- _Data about app and page elements_
☆ ☆ ☆ ☆ ☆ ☆ ☆

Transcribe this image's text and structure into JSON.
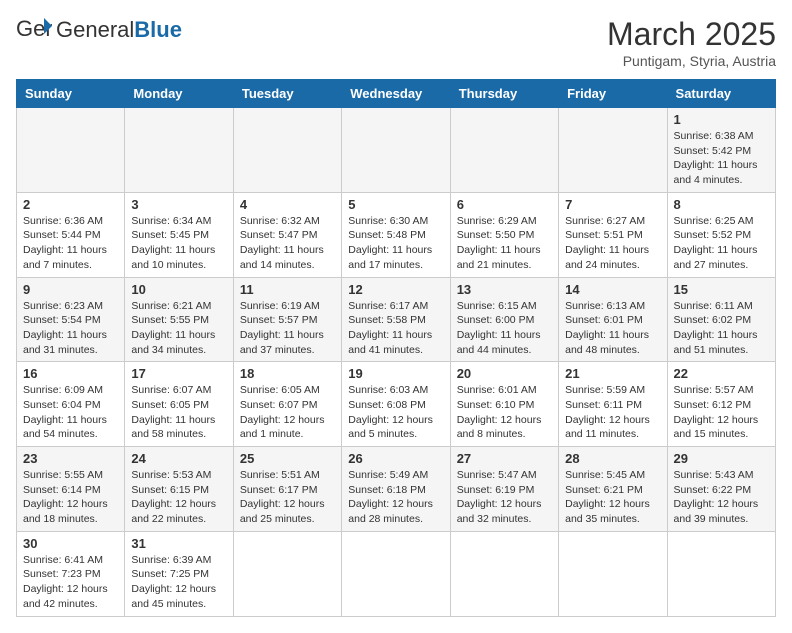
{
  "header": {
    "logo_general": "General",
    "logo_blue": "Blue",
    "month_title": "March 2025",
    "location": "Puntigam, Styria, Austria"
  },
  "days_of_week": [
    "Sunday",
    "Monday",
    "Tuesday",
    "Wednesday",
    "Thursday",
    "Friday",
    "Saturday"
  ],
  "weeks": [
    [
      {
        "day": "",
        "info": ""
      },
      {
        "day": "",
        "info": ""
      },
      {
        "day": "",
        "info": ""
      },
      {
        "day": "",
        "info": ""
      },
      {
        "day": "",
        "info": ""
      },
      {
        "day": "",
        "info": ""
      },
      {
        "day": "1",
        "info": "Sunrise: 6:38 AM\nSunset: 5:42 PM\nDaylight: 11 hours and 4 minutes."
      }
    ],
    [
      {
        "day": "2",
        "info": "Sunrise: 6:36 AM\nSunset: 5:44 PM\nDaylight: 11 hours and 7 minutes."
      },
      {
        "day": "3",
        "info": "Sunrise: 6:34 AM\nSunset: 5:45 PM\nDaylight: 11 hours and 10 minutes."
      },
      {
        "day": "4",
        "info": "Sunrise: 6:32 AM\nSunset: 5:47 PM\nDaylight: 11 hours and 14 minutes."
      },
      {
        "day": "5",
        "info": "Sunrise: 6:30 AM\nSunset: 5:48 PM\nDaylight: 11 hours and 17 minutes."
      },
      {
        "day": "6",
        "info": "Sunrise: 6:29 AM\nSunset: 5:50 PM\nDaylight: 11 hours and 21 minutes."
      },
      {
        "day": "7",
        "info": "Sunrise: 6:27 AM\nSunset: 5:51 PM\nDaylight: 11 hours and 24 minutes."
      },
      {
        "day": "8",
        "info": "Sunrise: 6:25 AM\nSunset: 5:52 PM\nDaylight: 11 hours and 27 minutes."
      }
    ],
    [
      {
        "day": "9",
        "info": "Sunrise: 6:23 AM\nSunset: 5:54 PM\nDaylight: 11 hours and 31 minutes."
      },
      {
        "day": "10",
        "info": "Sunrise: 6:21 AM\nSunset: 5:55 PM\nDaylight: 11 hours and 34 minutes."
      },
      {
        "day": "11",
        "info": "Sunrise: 6:19 AM\nSunset: 5:57 PM\nDaylight: 11 hours and 37 minutes."
      },
      {
        "day": "12",
        "info": "Sunrise: 6:17 AM\nSunset: 5:58 PM\nDaylight: 11 hours and 41 minutes."
      },
      {
        "day": "13",
        "info": "Sunrise: 6:15 AM\nSunset: 6:00 PM\nDaylight: 11 hours and 44 minutes."
      },
      {
        "day": "14",
        "info": "Sunrise: 6:13 AM\nSunset: 6:01 PM\nDaylight: 11 hours and 48 minutes."
      },
      {
        "day": "15",
        "info": "Sunrise: 6:11 AM\nSunset: 6:02 PM\nDaylight: 11 hours and 51 minutes."
      }
    ],
    [
      {
        "day": "16",
        "info": "Sunrise: 6:09 AM\nSunset: 6:04 PM\nDaylight: 11 hours and 54 minutes."
      },
      {
        "day": "17",
        "info": "Sunrise: 6:07 AM\nSunset: 6:05 PM\nDaylight: 11 hours and 58 minutes."
      },
      {
        "day": "18",
        "info": "Sunrise: 6:05 AM\nSunset: 6:07 PM\nDaylight: 12 hours and 1 minute."
      },
      {
        "day": "19",
        "info": "Sunrise: 6:03 AM\nSunset: 6:08 PM\nDaylight: 12 hours and 5 minutes."
      },
      {
        "day": "20",
        "info": "Sunrise: 6:01 AM\nSunset: 6:10 PM\nDaylight: 12 hours and 8 minutes."
      },
      {
        "day": "21",
        "info": "Sunrise: 5:59 AM\nSunset: 6:11 PM\nDaylight: 12 hours and 11 minutes."
      },
      {
        "day": "22",
        "info": "Sunrise: 5:57 AM\nSunset: 6:12 PM\nDaylight: 12 hours and 15 minutes."
      }
    ],
    [
      {
        "day": "23",
        "info": "Sunrise: 5:55 AM\nSunset: 6:14 PM\nDaylight: 12 hours and 18 minutes."
      },
      {
        "day": "24",
        "info": "Sunrise: 5:53 AM\nSunset: 6:15 PM\nDaylight: 12 hours and 22 minutes."
      },
      {
        "day": "25",
        "info": "Sunrise: 5:51 AM\nSunset: 6:17 PM\nDaylight: 12 hours and 25 minutes."
      },
      {
        "day": "26",
        "info": "Sunrise: 5:49 AM\nSunset: 6:18 PM\nDaylight: 12 hours and 28 minutes."
      },
      {
        "day": "27",
        "info": "Sunrise: 5:47 AM\nSunset: 6:19 PM\nDaylight: 12 hours and 32 minutes."
      },
      {
        "day": "28",
        "info": "Sunrise: 5:45 AM\nSunset: 6:21 PM\nDaylight: 12 hours and 35 minutes."
      },
      {
        "day": "29",
        "info": "Sunrise: 5:43 AM\nSunset: 6:22 PM\nDaylight: 12 hours and 39 minutes."
      }
    ],
    [
      {
        "day": "30",
        "info": "Sunrise: 6:41 AM\nSunset: 7:23 PM\nDaylight: 12 hours and 42 minutes."
      },
      {
        "day": "31",
        "info": "Sunrise: 6:39 AM\nSunset: 7:25 PM\nDaylight: 12 hours and 45 minutes."
      },
      {
        "day": "",
        "info": ""
      },
      {
        "day": "",
        "info": ""
      },
      {
        "day": "",
        "info": ""
      },
      {
        "day": "",
        "info": ""
      },
      {
        "day": "",
        "info": ""
      }
    ]
  ]
}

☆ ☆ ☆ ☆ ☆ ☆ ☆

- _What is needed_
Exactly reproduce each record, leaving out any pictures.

- _Result of this exercise_
Transcribe this image's text and structure into JSON.
{
  "header": {
    "logo_general": "General",
    "logo_blue": "Blue",
    "month_title": "March 2025",
    "location": "Puntigam, Styria, Austria"
  },
  "days_of_week": [
    "Sunday",
    "Monday",
    "Tuesday",
    "Wednesday",
    "Thursday",
    "Friday",
    "Saturday"
  ],
  "weeks": [
    [
      {
        "day": "",
        "info": ""
      },
      {
        "day": "",
        "info": ""
      },
      {
        "day": "",
        "info": ""
      },
      {
        "day": "",
        "info": ""
      },
      {
        "day": "",
        "info": ""
      },
      {
        "day": "",
        "info": ""
      },
      {
        "day": "1",
        "info": "Sunrise: 6:38 AM\nSunset: 5:42 PM\nDaylight: 11 hours and 4 minutes."
      }
    ],
    [
      {
        "day": "2",
        "info": "Sunrise: 6:36 AM\nSunset: 5:44 PM\nDaylight: 11 hours and 7 minutes."
      },
      {
        "day": "3",
        "info": "Sunrise: 6:34 AM\nSunset: 5:45 PM\nDaylight: 11 hours and 10 minutes."
      },
      {
        "day": "4",
        "info": "Sunrise: 6:32 AM\nSunset: 5:47 PM\nDaylight: 11 hours and 14 minutes."
      },
      {
        "day": "5",
        "info": "Sunrise: 6:30 AM\nSunset: 5:48 PM\nDaylight: 11 hours and 17 minutes."
      },
      {
        "day": "6",
        "info": "Sunrise: 6:29 AM\nSunset: 5:50 PM\nDaylight: 11 hours and 21 minutes."
      },
      {
        "day": "7",
        "info": "Sunrise: 6:27 AM\nSunset: 5:51 PM\nDaylight: 11 hours and 24 minutes."
      },
      {
        "day": "8",
        "info": "Sunrise: 6:25 AM\nSunset: 5:52 PM\nDaylight: 11 hours and 27 minutes."
      }
    ],
    [
      {
        "day": "9",
        "info": "Sunrise: 6:23 AM\nSunset: 5:54 PM\nDaylight: 11 hours and 31 minutes."
      },
      {
        "day": "10",
        "info": "Sunrise: 6:21 AM\nSunset: 5:55 PM\nDaylight: 11 hours and 34 minutes."
      },
      {
        "day": "11",
        "info": "Sunrise: 6:19 AM\nSunset: 5:57 PM\nDaylight: 11 hours and 37 minutes."
      },
      {
        "day": "12",
        "info": "Sunrise: 6:17 AM\nSunset: 5:58 PM\nDaylight: 11 hours and 41 minutes."
      },
      {
        "day": "13",
        "info": "Sunrise: 6:15 AM\nSunset: 6:00 PM\nDaylight: 11 hours and 44 minutes."
      },
      {
        "day": "14",
        "info": "Sunrise: 6:13 AM\nSunset: 6:01 PM\nDaylight: 11 hours and 48 minutes."
      },
      {
        "day": "15",
        "info": "Sunrise: 6:11 AM\nSunset: 6:02 PM\nDaylight: 11 hours and 51 minutes."
      }
    ],
    [
      {
        "day": "16",
        "info": "Sunrise: 6:09 AM\nSunset: 6:04 PM\nDaylight: 11 hours and 54 minutes."
      },
      {
        "day": "17",
        "info": "Sunrise: 6:07 AM\nSunset: 6:05 PM\nDaylight: 11 hours and 58 minutes."
      },
      {
        "day": "18",
        "info": "Sunrise: 6:05 AM\nSunset: 6:07 PM\nDaylight: 12 hours and 1 minute."
      },
      {
        "day": "19",
        "info": "Sunrise: 6:03 AM\nSunset: 6:08 PM\nDaylight: 12 hours and 5 minutes."
      },
      {
        "day": "20",
        "info": "Sunrise: 6:01 AM\nSunset: 6:10 PM\nDaylight: 12 hours and 8 minutes."
      },
      {
        "day": "21",
        "info": "Sunrise: 5:59 AM\nSunset: 6:11 PM\nDaylight: 12 hours and 11 minutes."
      },
      {
        "day": "22",
        "info": "Sunrise: 5:57 AM\nSunset: 6:12 PM\nDaylight: 12 hours and 15 minutes."
      }
    ],
    [
      {
        "day": "23",
        "info": "Sunrise: 5:55 AM\nSunset: 6:14 PM\nDaylight: 12 hours and 18 minutes."
      },
      {
        "day": "24",
        "info": "Sunrise: 5:53 AM\nSunset: 6:15 PM\nDaylight: 12 hours and 22 minutes."
      },
      {
        "day": "25",
        "info": "Sunrise: 5:51 AM\nSunset: 6:17 PM\nDaylight: 12 hours and 25 minutes."
      },
      {
        "day": "26",
        "info": "Sunrise: 5:49 AM\nSunset: 6:18 PM\nDaylight: 12 hours and 28 minutes."
      },
      {
        "day": "27",
        "info": "Sunrise: 5:47 AM\nSunset: 6:19 PM\nDaylight: 12 hours and 32 minutes."
      },
      {
        "day": "28",
        "info": "Sunrise: 5:45 AM\nSunset: 6:21 PM\nDaylight: 12 hours and 35 minutes."
      },
      {
        "day": "29",
        "info": "Sunrise: 5:43 AM\nSunset: 6:22 PM\nDaylight: 12 hours and 39 minutes."
      }
    ],
    [
      {
        "day": "30",
        "info": "Sunrise: 6:41 AM\nSunset: 7:23 PM\nDaylight: 12 hours and 42 minutes."
      },
      {
        "day": "31",
        "info": "Sunrise: 6:39 AM\nSunset: 7:25 PM\nDaylight: 12 hours and 45 minutes."
      },
      {
        "day": "",
        "info": ""
      },
      {
        "day": "",
        "info": ""
      },
      {
        "day": "",
        "info": ""
      },
      {
        "day": "",
        "info": ""
      },
      {
        "day": "",
        "info": ""
      }
    ]
  ]
}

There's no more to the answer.